What are /etc, /var, /bin, /opt in Linux

Being a frontend developer in my first year of work, these Linux folders always used to confuse me. What are they, and why are they named like that? I recall setting up Nginx on my MacBook for some development tasks. I would always ask the DevOps guy in my office where to find the Nginx config file. He would simply say, "Just go to /opt/homebrew/etc/nginx, and you'll find it." I used to wonder how they remembered all that information.

Recently, I realized I needed to learn about this and write a blog post. So, let's dive in and explore "some" of the Linux File System.

So, /etc, /var,/bin, and /opt folders are part of the larger File System Hierarchy in Linux. There are specific requirements and guidelines for where files and directories should be placed in Linux according to FHS (Formerly, FSSTND). FHS stands for Filesystem Hierarchy Standard, while FSSTND stands for Filesystem Standard. In this blog, I will focus on explaining these four folders mentioned above.

Let's start with /bin. "bin" stands for "binary," and this is where the essential executable binary files (i.e., compiled machine code) are stored for various system commands and utilities.

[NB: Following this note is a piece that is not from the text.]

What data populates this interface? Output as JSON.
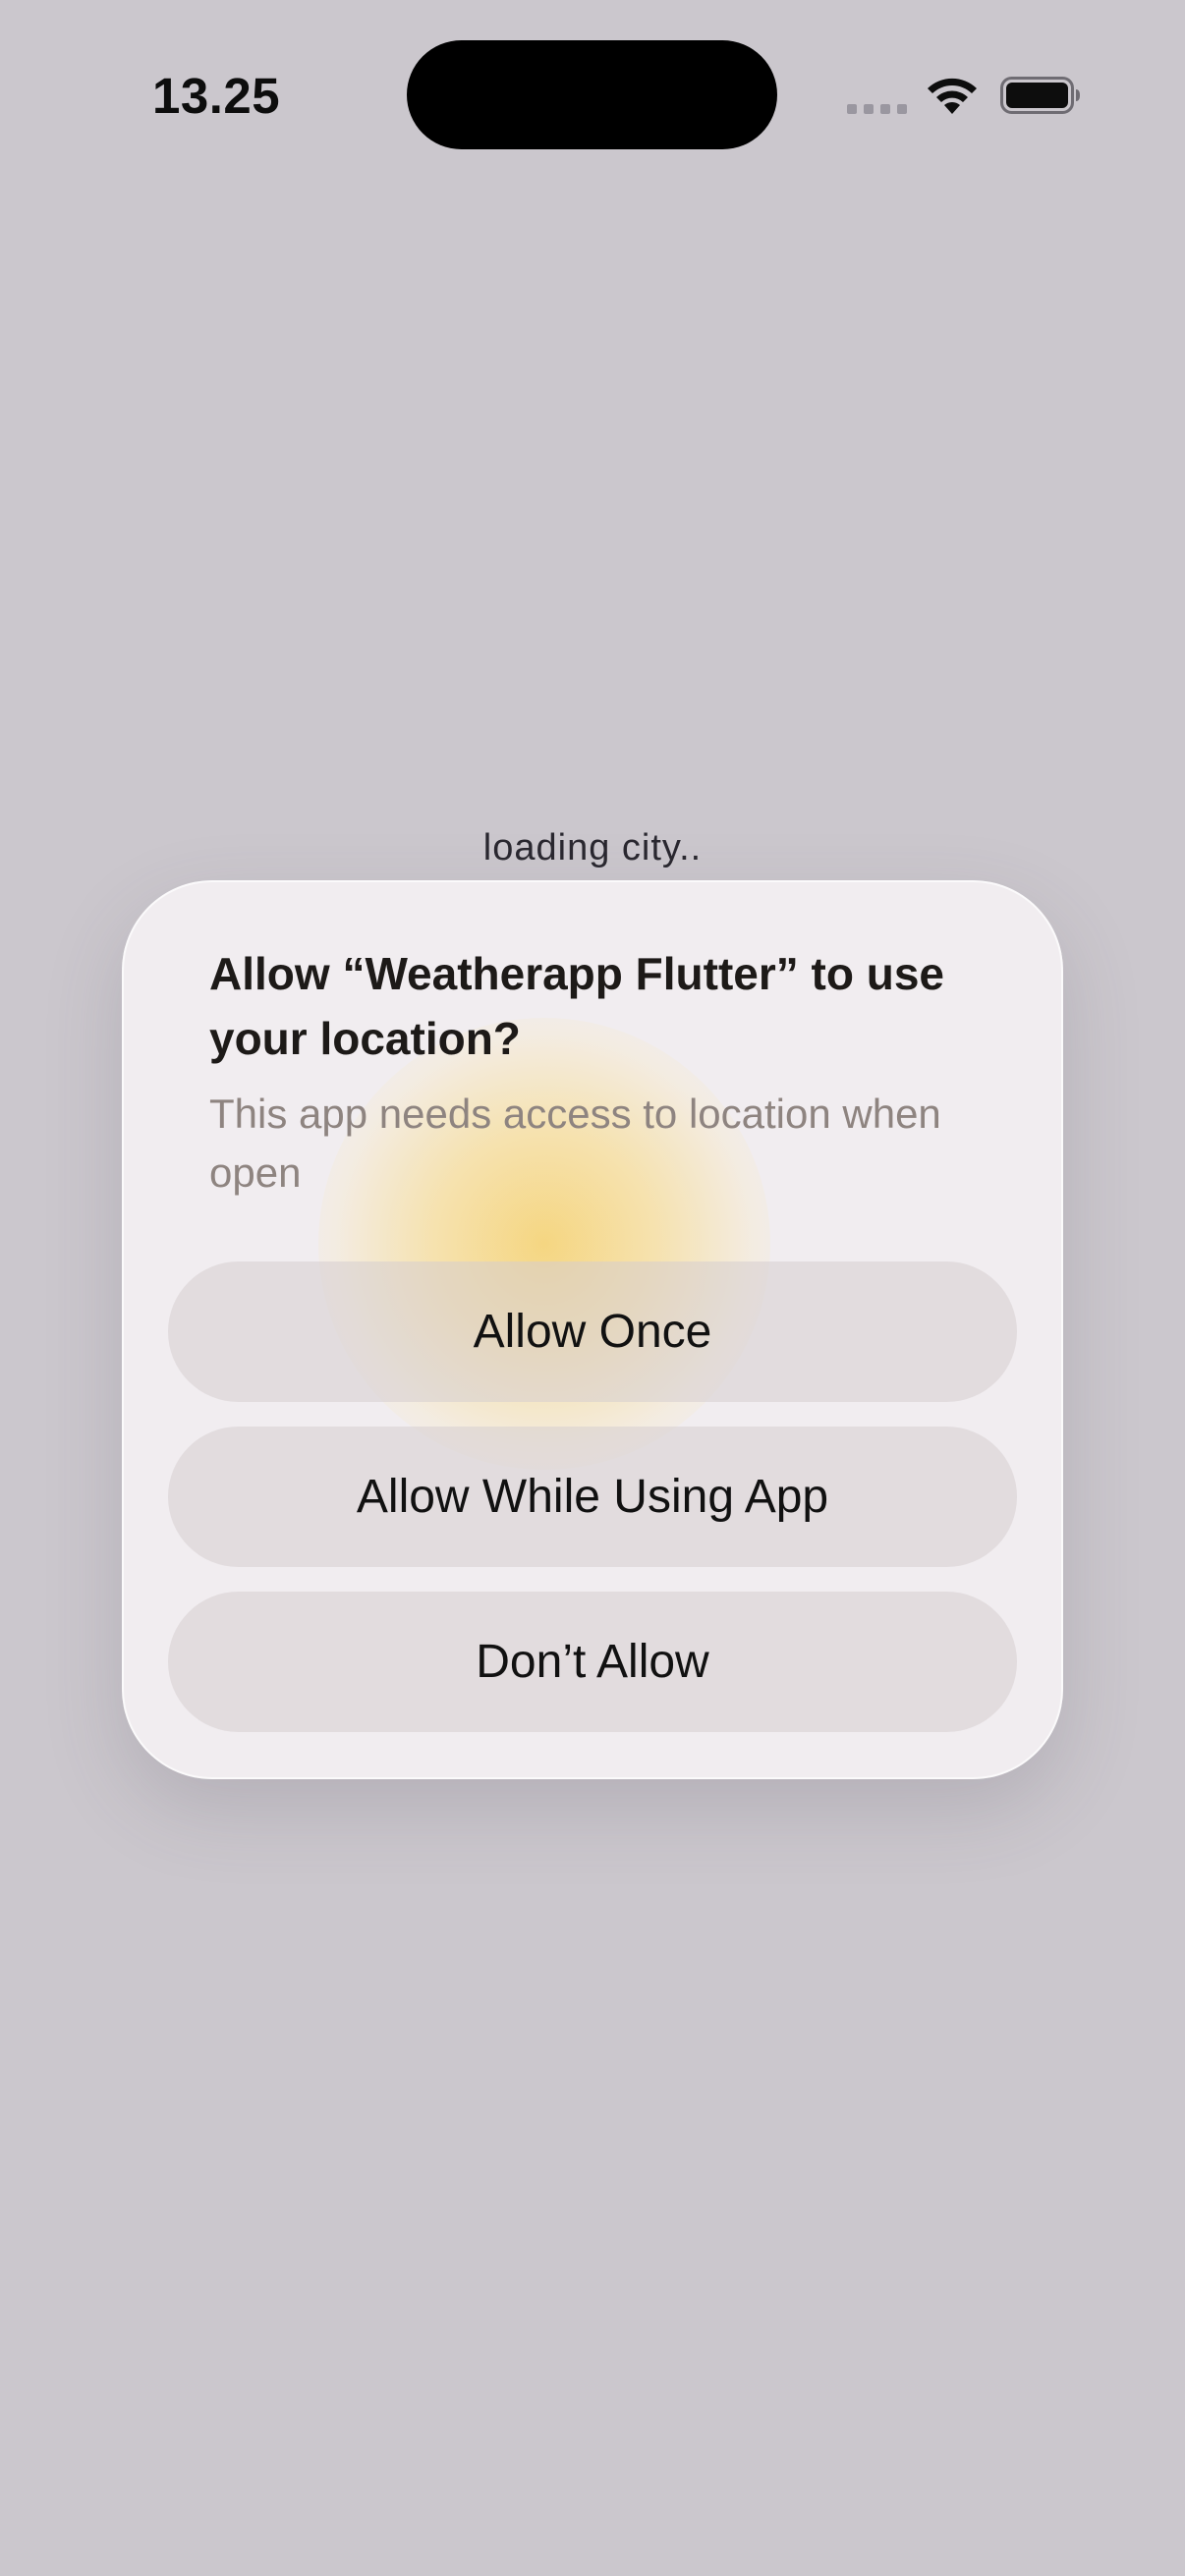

So, common commands like cp, mv, rm, cat, grep, etc., are stored here.

Coming to /var, "var" stands for "variable," and it contains data files that are expected to change during the normal operation of the system. For instance, in /var/log, you can find all the logs of your apps.

/etc is where all the configuration files for your applications are stored. "etc" actually stands for "etcetera" but can also be seen as "editable-text-configurations." The origin of this name dates back to a time when people had folders like /bin for specific purposes but lacked folders for files such as configuration files, data files, or socket files. Although now it is mainly for configuration files, the name has remained unchanged.

/opt is used to store all third-party software packages in your system that are not part of the core operating system. This is where my story of finding the nginx config begins. Knowing that I installed nginx using a homebrew formula, and homebrew is third-party software on my computer, I can navigate to /opt/homebrew first. I also know that configuration files are in the /etc directory. So, I can search for either /opt/homebrew/etc or /opt/homebrew/nginx. /opt/homebrew/etc/ is the correct path, and then I navigate to /opt/homebrew/etc/nginx to locate where the nginx.conf file is stored.

Now I know where to look for the nginx.conf file, so I don't have to feel frustrated or bother the devops guy every time I need to edit it! One fun fact I got to know while researching about this topic is that the full form of Linux is "Lovable Intellect Not Using XP". Thanks for reading and Happy coding!